(Beginning of Information shown)
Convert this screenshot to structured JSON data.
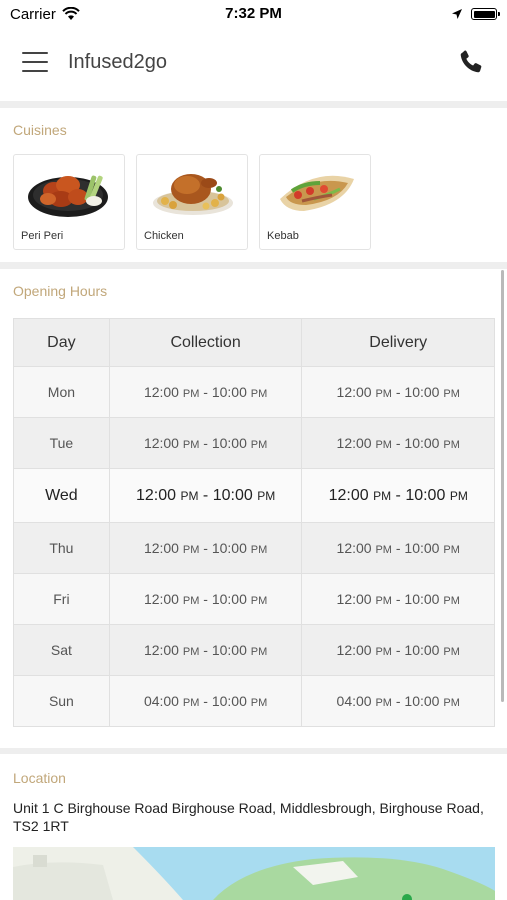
{
  "status_bar": {
    "carrier": "Carrier",
    "time": "7:32 PM"
  },
  "header": {
    "title": "Infused2go",
    "menu_icon": "hamburger-menu-icon",
    "phone_icon": "phone-icon"
  },
  "cuisines": {
    "title": "Cuisines",
    "items": [
      {
        "label": "Peri Peri",
        "image": "peri-peri-wings-image"
      },
      {
        "label": "Chicken",
        "image": "roast-chicken-image"
      },
      {
        "label": "Kebab",
        "image": "kebab-wrap-image"
      }
    ]
  },
  "opening_hours": {
    "title": "Opening Hours",
    "headers": {
      "day": "Day",
      "collection": "Collection",
      "delivery": "Delivery"
    },
    "rows": [
      {
        "day": "Mon",
        "collection": {
          "open": "12:00",
          "open_p": "PM",
          "sep": " - ",
          "close": "10:00",
          "close_p": "PM"
        },
        "delivery": {
          "open": "12:00",
          "open_p": "PM",
          "sep": " - ",
          "close": "10:00",
          "close_p": "PM"
        }
      },
      {
        "day": "Tue",
        "collection": {
          "open": "12:00",
          "open_p": "PM",
          "sep": " - ",
          "close": "10:00",
          "close_p": "PM"
        },
        "delivery": {
          "open": "12:00",
          "open_p": "PM",
          "sep": " - ",
          "close": "10:00",
          "close_p": "PM"
        }
      },
      {
        "day": "Wed",
        "collection": {
          "open": "12:00",
          "open_p": "PM",
          "sep": " - ",
          "close": "10:00",
          "close_p": "PM"
        },
        "delivery": {
          "open": "12:00",
          "open_p": "PM",
          "sep": " - ",
          "close": "10:00",
          "close_p": "PM"
        }
      },
      {
        "day": "Thu",
        "collection": {
          "open": "12:00",
          "open_p": "PM",
          "sep": " - ",
          "close": "10:00",
          "close_p": "PM"
        },
        "delivery": {
          "open": "12:00",
          "open_p": "PM",
          "sep": " - ",
          "close": "10:00",
          "close_p": "PM"
        }
      },
      {
        "day": "Fri",
        "collection": {
          "open": "12:00",
          "open_p": "PM",
          "sep": " - ",
          "close": "10:00",
          "close_p": "PM"
        },
        "delivery": {
          "open": "12:00",
          "open_p": "PM",
          "sep": " - ",
          "close": "10:00",
          "close_p": "PM"
        }
      },
      {
        "day": "Sat",
        "collection": {
          "open": "12:00",
          "open_p": "PM",
          "sep": " - ",
          "close": "10:00",
          "close_p": "PM"
        },
        "delivery": {
          "open": "12:00",
          "open_p": "PM",
          "sep": " - ",
          "close": "10:00",
          "close_p": "PM"
        }
      },
      {
        "day": "Sun",
        "collection": {
          "open": "04:00",
          "open_p": "PM",
          "sep": " - ",
          "close": "10:00",
          "close_p": "PM"
        },
        "delivery": {
          "open": "04:00",
          "open_p": "PM",
          "sep": " - ",
          "close": "10:00",
          "close_p": "PM"
        }
      }
    ]
  },
  "location": {
    "title": "Location",
    "address": "Unit 1 C Birghouse Road Birghouse Road, Middlesbrough, Birghouse Road, TS2 1RT",
    "map": "map-preview"
  },
  "colors": {
    "section_title": "#c1a77a",
    "divider": "#eeeeee",
    "table_header_bg": "#eeeeee",
    "map_water": "#a8dcf0",
    "map_land": "#a9d9a0"
  }
}
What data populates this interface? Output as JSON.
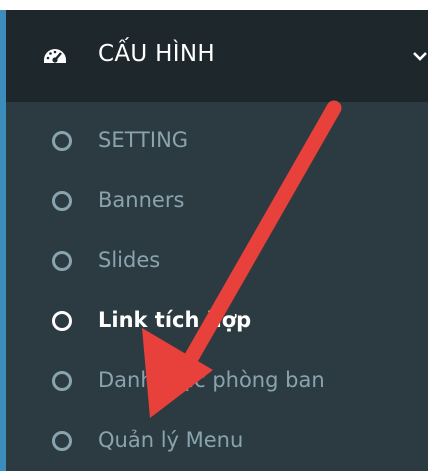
{
  "menu": {
    "section": {
      "title": "CẤU HÌNH",
      "icon": "dashboard-gauge-icon",
      "expand_icon": "chevron-down-icon"
    },
    "items": [
      {
        "label": "SETTING",
        "icon": "circle-outline-icon",
        "active": false
      },
      {
        "label": "Banners",
        "icon": "circle-outline-icon",
        "active": false
      },
      {
        "label": "Slides",
        "icon": "circle-outline-icon",
        "active": false
      },
      {
        "label": "Link tích hợp",
        "icon": "circle-outline-icon",
        "active": true
      },
      {
        "label": "Danh mục phòng ban",
        "icon": "circle-outline-icon",
        "active": false
      },
      {
        "label": "Quản lý Menu",
        "icon": "circle-outline-icon",
        "active": false
      }
    ]
  },
  "colors": {
    "header_bg": "#1e282c",
    "submenu_bg": "#2c3b41",
    "accent": "#3c8dbc",
    "item_text": "#8aa4af",
    "active_text": "#ffffff",
    "arrow": "#e8403a"
  }
}
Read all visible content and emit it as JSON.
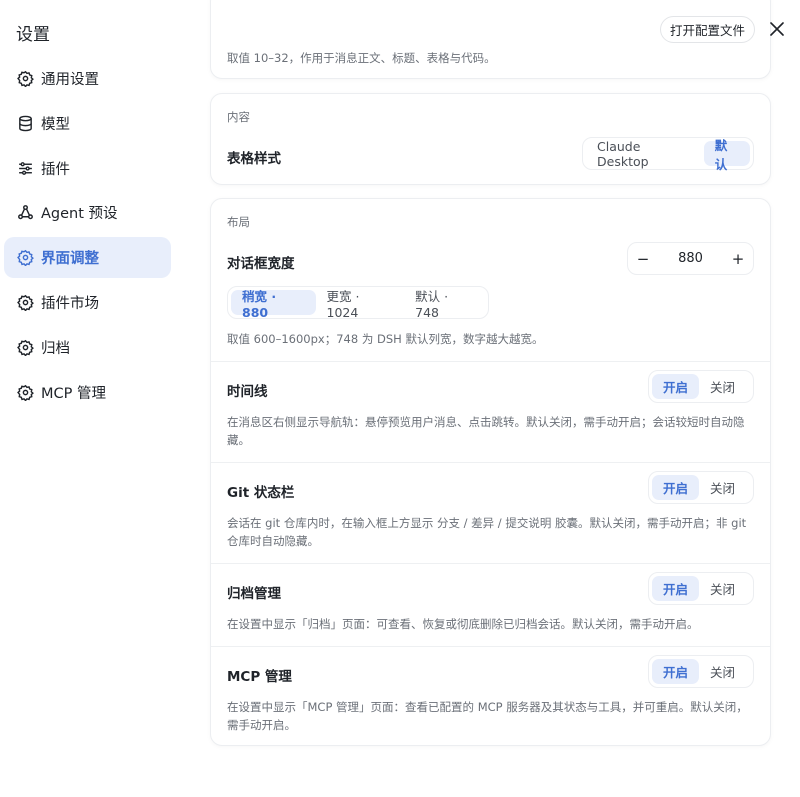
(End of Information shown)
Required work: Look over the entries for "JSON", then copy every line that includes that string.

Task output:
Convert this screenshot to structured JSON data.
What data populates this interface? Output as JSON.
Read all visible content and emit it as JSON.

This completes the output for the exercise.